Why blog?

So I’m intending for this blog to develop into something of a commentary on social and political issues for when 140 characters just isn’t enough! 

I’m new to this blogging thing so bare with me as I find my feet…

I’m Iain and I’m running to represent the Scottish Greens at the 2017 Council elections in Edinburgh.

For years I have been a firm believer in participatory democracy. I feel strongly that everyone’s voice should be heard and carry equal weight. I believe people of regardless economic means, gender, sexuality, ability statuses, race, religion, locality or age should be engaged in the political decision making process. I’ve long been an advocate for using that voice we each have in the way of a vote in each and every election and referendum and I’m sure my friends are sick to the back teeth of hearing my…opinions on why we should all exercise our right to vote. If we don’t vote we lose our political voice. 

Despite all my advocacy for exercising our right of suffrage – my contributions to direct participation in the democratic process has been peripheral until now. Voting, getting across key messages I believe are important both in person and on social media, leafleting for the Scottish Greens locally and doing a bit of phoning round for fund-raising. This has all helped our cause I’ve no doubt but I feel I have more to contribute.

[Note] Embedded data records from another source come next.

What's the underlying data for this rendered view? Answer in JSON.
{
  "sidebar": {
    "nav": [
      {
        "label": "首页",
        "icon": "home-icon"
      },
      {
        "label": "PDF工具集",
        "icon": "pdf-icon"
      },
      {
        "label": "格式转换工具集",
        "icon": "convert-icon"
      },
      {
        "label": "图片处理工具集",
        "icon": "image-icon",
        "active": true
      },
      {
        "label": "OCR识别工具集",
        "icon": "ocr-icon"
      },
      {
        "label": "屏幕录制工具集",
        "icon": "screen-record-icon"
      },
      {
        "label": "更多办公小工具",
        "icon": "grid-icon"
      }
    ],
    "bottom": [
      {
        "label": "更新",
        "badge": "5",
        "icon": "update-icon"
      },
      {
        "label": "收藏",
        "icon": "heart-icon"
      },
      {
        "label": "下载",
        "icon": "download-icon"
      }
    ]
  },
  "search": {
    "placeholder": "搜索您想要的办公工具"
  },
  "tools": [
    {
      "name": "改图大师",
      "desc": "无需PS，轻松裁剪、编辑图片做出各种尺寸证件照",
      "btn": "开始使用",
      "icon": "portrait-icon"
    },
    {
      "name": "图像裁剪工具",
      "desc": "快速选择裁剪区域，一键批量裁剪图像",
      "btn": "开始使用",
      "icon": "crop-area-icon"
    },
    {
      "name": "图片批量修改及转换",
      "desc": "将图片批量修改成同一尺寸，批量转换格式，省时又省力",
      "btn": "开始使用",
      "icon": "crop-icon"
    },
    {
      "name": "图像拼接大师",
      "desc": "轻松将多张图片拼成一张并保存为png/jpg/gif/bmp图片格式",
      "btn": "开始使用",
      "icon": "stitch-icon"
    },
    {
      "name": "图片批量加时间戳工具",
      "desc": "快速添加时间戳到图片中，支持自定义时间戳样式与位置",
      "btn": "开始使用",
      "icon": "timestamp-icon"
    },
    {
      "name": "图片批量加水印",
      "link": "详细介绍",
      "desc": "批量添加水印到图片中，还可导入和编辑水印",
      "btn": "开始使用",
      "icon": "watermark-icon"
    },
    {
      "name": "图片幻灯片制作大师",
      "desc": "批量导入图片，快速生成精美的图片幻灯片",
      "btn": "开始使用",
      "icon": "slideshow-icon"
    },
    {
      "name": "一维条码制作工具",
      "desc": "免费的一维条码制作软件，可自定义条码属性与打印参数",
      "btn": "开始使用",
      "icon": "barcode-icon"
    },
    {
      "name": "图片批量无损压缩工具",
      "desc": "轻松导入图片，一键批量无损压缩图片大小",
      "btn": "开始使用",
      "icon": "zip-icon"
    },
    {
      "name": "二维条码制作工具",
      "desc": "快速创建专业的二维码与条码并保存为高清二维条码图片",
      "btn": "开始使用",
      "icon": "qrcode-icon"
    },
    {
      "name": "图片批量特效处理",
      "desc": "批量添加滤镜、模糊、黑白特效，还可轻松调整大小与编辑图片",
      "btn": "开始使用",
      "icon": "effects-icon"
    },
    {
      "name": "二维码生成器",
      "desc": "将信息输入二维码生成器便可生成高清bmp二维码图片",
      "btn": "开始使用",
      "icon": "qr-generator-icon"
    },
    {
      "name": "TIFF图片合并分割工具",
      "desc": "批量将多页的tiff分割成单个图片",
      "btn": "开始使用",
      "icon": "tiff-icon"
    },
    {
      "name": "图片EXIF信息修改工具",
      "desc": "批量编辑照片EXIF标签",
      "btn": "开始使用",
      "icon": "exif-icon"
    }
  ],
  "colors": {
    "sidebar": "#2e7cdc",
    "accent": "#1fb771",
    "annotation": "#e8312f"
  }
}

Council elections seem like the right place for me to do this. With COSCA reporting that local councillors are more trusted than other politicians and with a very localised area to represent I feel that engagement I talked about before is so much more acheivable than in any other job. Out there, listening to what constituents want, hope for, don’t want, have problems with and being able to help them? That sounds exactly like what I want to be doing.

I’ve long been an advocate for those who are unable to speak out for themselves or feel disempowered to do so. I’ve worked in health and social care for 14 years with the latter 8 being as a Registered Nurse. Oftentimes, especially at the most acute phase of their visit to the health service, patients are completely unable to vocalise their wishes be it due to physical or mental impairment. The system of healthcare providers oftentimes leaves patients feeling disempowered and like the authority lies with the healthcare provider. It has been my pleasure to be one of those to remind these people that they are still autonomous people and that all decisions should be revolving round them. INVOLVING them in the planning, implementing and evaluating stages of their care, COMMUNICATING with them throughout, NEGOTIATING when their wishes seem to be contrary to what seems best for their health and SUPPORTING them with what expertise, knowledge and experience I can to meet our shared goals. I see this process as something I’d like to take forward with me if I am successful.

I have been in the position of being a Deputy Ward Manager  where I often had to balance the issues raised by staff against the aims of management. This again involved communication in a two-way model – downwards from management to workers and upwards from workers to management. It was my duty to see that concerns raised by frontline staff were brought to management attention and given due attention but likewise I had to “tow the party line” from my ward manager and ensure staff were acting in a way concordant with policy and procedures as well as the philosophy of the ward and regulatory bodies. This could cause some dissatisfaction and meant I had to be one quite capable at pointing to the existing evidence and explaining why decisions had been made in a certain way. This process, again, is something I think will stand my in good stead for a political office.

Lastly but by no means least I firmly believe in equality, diversity, sustainability and social justice. The Scottish Greens embody all of this at their core and have since their inception. I’ve been a long time supporter and want to build on the excellent work that has already been done here. Unlike the “big” parties who find themselves more and more conflicted of late the Greens don’t switch a policy dramatically from one day to the next to keep members happy or win voters because we already believe in what we do, what we stand for and who we are. If we want voters to support us it’s our job to get that message across enthusiastically, realistically and in a way they feel listened to, not by wooing them with promises we don’t intend to or won’t be able to keep.
So that’s by no means the exhaustive reasoning but it’s a good chunk. Feel free to ask me questions either on Twitter : @iainmckwSGP or by email iain@iain-mckinnon-waddell.co.uk